Shattering the ceiling
HOUGHTON – A decade ago, students at Michigan Technological University could write and opine about women’s issues in the publication “TechnoBabe Times.” When Ph.D. candidate Katie Snyder expressed interest in reviving that kind of publication in February, she found the support she needed to start “Beyond the Glass Ceiling.”
“The significance of the name is a lot of the students here are very career minded and there’s still for women, especially in the STEM (science, technology, engineering and math) fields, kind of a glass ceiling,” Snyder said. “There’s difficulty in reaching the top of the field and finding pay equity. There are still a lot of challenges for women in math, science and engineering, so the idea was to move beyond the glass ceiling by talking about some of these issues and hopefully improving the gender balance and culture on campus.”
With the help of third-year student Megan Walsh, Snyder began putting the newspaper together. To date there have been four issues published, each with a different theme focusing on women’s issues.
“Usually we try to have a theme for each issue. So at the meeting we’ll say ‘this is our theme, do you have any ideas? Here are some ideas that we’re thinking about,’ and just brainstorm about topics people want to write about and that people would be interested in reading about,” Snyder said.
The themes of the first four issues have been a general introduction to the paper and its purpose, eco-feminism, women and politics and health and wellness. The next issue, slated to come out in December, will focus on women in writing.
“The majority of articles we’re writing we’re trying to focus on women in the U.P. and specifically women at Tech,” Walsh said. “So, for this upcoming issue for example, if we can find female writers in the area we’ve been trying to get some input from them. We’re really trying to highlight women in the community.”
Each issue of “Beyond the Glass Ceiling” includes a variety of articles, including opinion pieces, book reviews, interviews with women in the community and investigative pieces.
“The idea at the beginning was we wanted it to have a variety of different articles. We even were saying that if people have photography or artwork we’d love to include things like that,” Walsh said. “We’ve had a couple of graphic design students who have produced things for us. The idea is just to bring together what women are doing, no matter what that is if we can put it on a page.”
As the publication is less than a year old, Walsh and Snyder are still working to get the word out to students who could be interested in contributing, even for only one issue.
“It doesn’t have to be a huge commitment and I think that’s what scares people off sometimes – the idea of being involved in yet another thing. But if they just have an idea that they’d like to share with people, if they’ve got a poem – that’s the kind of thing we’d love to have,” Walsh said. “We just want students thinking about what’s going on on campus.”
Even those with no formal experience are encouraged to contribute.
“One of the biggest hurdles we’re facing right now is that we have a lot of students who want to get involved but may not feel confident enough to write. I want to help spread the word about involvement but not making people feel like they have to have these huge contributions,” Walsh said. “I think that also the humanities department is small and people don’t do a lot of journalistic writing so a lot people feel like they can’t get involved, or they don’t know how or they don’t know a lot about feminism.”

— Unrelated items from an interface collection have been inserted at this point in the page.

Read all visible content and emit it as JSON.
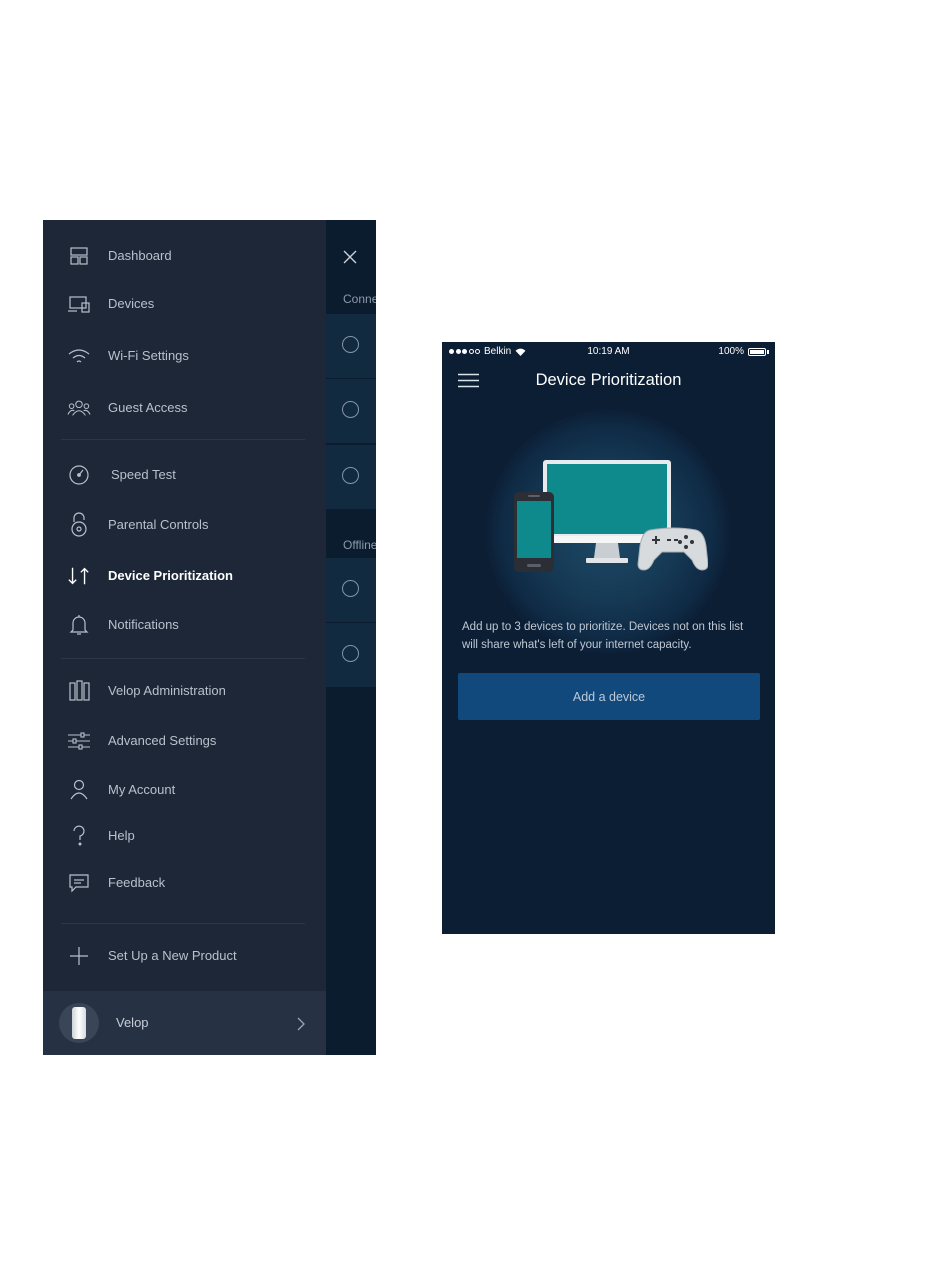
{
  "menu": {
    "items": [
      {
        "key": "dashboard",
        "label": "Dashboard",
        "icon": "dashboard-icon"
      },
      {
        "key": "devices",
        "label": "Devices",
        "icon": "devices-icon"
      },
      {
        "key": "wifi-settings",
        "label": "Wi-Fi Settings",
        "icon": "wifi-icon"
      },
      {
        "key": "guest-access",
        "label": "Guest Access",
        "icon": "guest-access-icon"
      },
      {
        "key": "speed-test",
        "label": "Speed Test",
        "icon": "speedometer-icon"
      },
      {
        "key": "parental-controls",
        "label": "Parental Controls",
        "icon": "lock-icon"
      },
      {
        "key": "device-prioritization",
        "label": "Device Prioritization",
        "icon": "prioritization-arrows-icon"
      },
      {
        "key": "notifications",
        "label": "Notifications",
        "icon": "bell-icon"
      },
      {
        "key": "velop-administration",
        "label": "Velop Administration",
        "icon": "velop-nodes-icon"
      },
      {
        "key": "advanced-settings",
        "label": "Advanced Settings",
        "icon": "sliders-icon"
      },
      {
        "key": "my-account",
        "label": "My Account",
        "icon": "person-icon"
      },
      {
        "key": "help",
        "label": "Help",
        "icon": "question-icon"
      },
      {
        "key": "feedback",
        "label": "Feedback",
        "icon": "chat-bubble-icon"
      },
      {
        "key": "set-up-new-product",
        "label": "Set Up a New Product",
        "icon": "plus-icon"
      }
    ],
    "active_item": "Device Prioritization",
    "footer": {
      "label": "Velop",
      "icon": "velop-node-avatar"
    }
  },
  "background_screen": {
    "section_connected": "Conne",
    "section_offline": "Offline"
  },
  "phone": {
    "status_bar": {
      "carrier": "Belkin",
      "time": "10:19 AM",
      "battery": "100%"
    },
    "title": "Device Prioritization",
    "description": "Add up to 3 devices to prioritize. Devices not on this list will share what's left of your internet capacity.",
    "add_button_label": "Add a device",
    "colors": {
      "background": "#0c1e34",
      "button": "#12497c",
      "screen_teal": "#0f8a8c"
    }
  }
}
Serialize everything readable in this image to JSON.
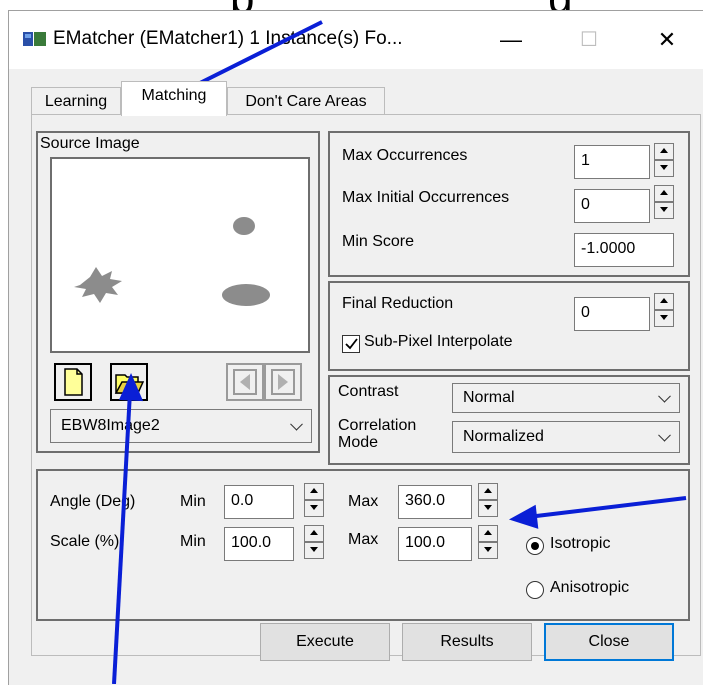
{
  "window": {
    "title": "EMatcher (EMatcher1) 1 Instance(s) Fo...",
    "minimize_glyph": "—",
    "maximize_glyph": "☐",
    "close_glyph": "✕"
  },
  "tabs": [
    {
      "label": "Learning"
    },
    {
      "label": "Matching"
    },
    {
      "label": "Don't Care Areas"
    }
  ],
  "source_image": {
    "label": "Source Image",
    "selected_image": "EBW8Image2"
  },
  "matching_params": {
    "max_occurrences_label": "Max Occurrences",
    "max_occurrences_value": "1",
    "max_initial_occurrences_label": "Max Initial Occurrences",
    "max_initial_occurrences_value": "0",
    "min_score_label": "Min Score",
    "min_score_value": "-1.0000"
  },
  "reduction": {
    "final_reduction_label": "Final Reduction",
    "final_reduction_value": "0",
    "subpixel_label": "Sub-Pixel Interpolate",
    "subpixel_checked": true
  },
  "contrast": {
    "contrast_label": "Contrast",
    "contrast_value": "Normal",
    "correlation_label_line1": "Correlation",
    "correlation_label_line2": "Mode",
    "correlation_value": "Normalized"
  },
  "angle_scale": {
    "angle_label": "Angle (Deg)",
    "scale_label": "Scale (%)",
    "min_label": "Min",
    "max_label": "Max",
    "angle_min": "0.0",
    "angle_max": "360.0",
    "scale_min": "100.0",
    "scale_max": "100.0",
    "isotropic_label": "Isotropic",
    "anisotropic_label": "Anisotropic",
    "isotropic_selected": true
  },
  "buttons": {
    "execute": "Execute",
    "results": "Results",
    "close": "Close"
  },
  "colors": {
    "annotation_arrow": "#0a1fd6",
    "default_button_border": "#0078d7",
    "file_icon_fill": "#ffff99"
  }
}
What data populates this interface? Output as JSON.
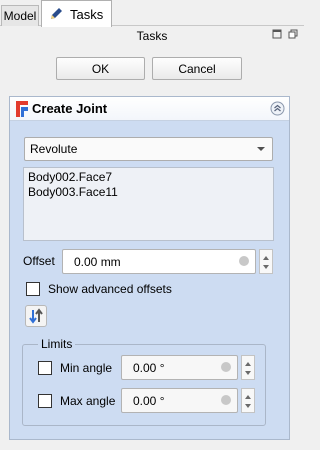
{
  "tabs": {
    "model": "Model",
    "tasks": "Tasks"
  },
  "panel_title": "Tasks",
  "buttons": {
    "ok": "OK",
    "cancel": "Cancel"
  },
  "joint_panel": {
    "title": "Create Joint",
    "joint_type": "Revolute",
    "selected": [
      "Body002.Face7",
      "Body003.Face11"
    ],
    "offset": {
      "label": "Offset",
      "value": "0.00 mm"
    },
    "advanced": {
      "label": "Show advanced offsets",
      "checked": false
    },
    "limits": {
      "title": "Limits",
      "min": {
        "label": "Min angle",
        "value": "0.00 °",
        "checked": false
      },
      "max": {
        "label": "Max angle",
        "value": "0.00 °",
        "checked": false
      }
    }
  },
  "icons": {
    "tasks": "pencil-icon",
    "joint": "assembly-joint-icon",
    "collapse": "collapse-up-icon",
    "reverse": "reverse-direction-icon"
  },
  "colors": {
    "panel_bg": "#cddcf2",
    "accent_red": "#e23b2e",
    "accent_blue": "#2f6fd6"
  }
}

New issues are released monthly during the school year and distributed in campus buildings, including the Memorial Union Building, Van Pelt and Opie Library, Walker Hall and Fisher Hall. PDF copies of each issue and information on meetings and future issues are available on the “Beyond the Glass Ceiling” Facebook page.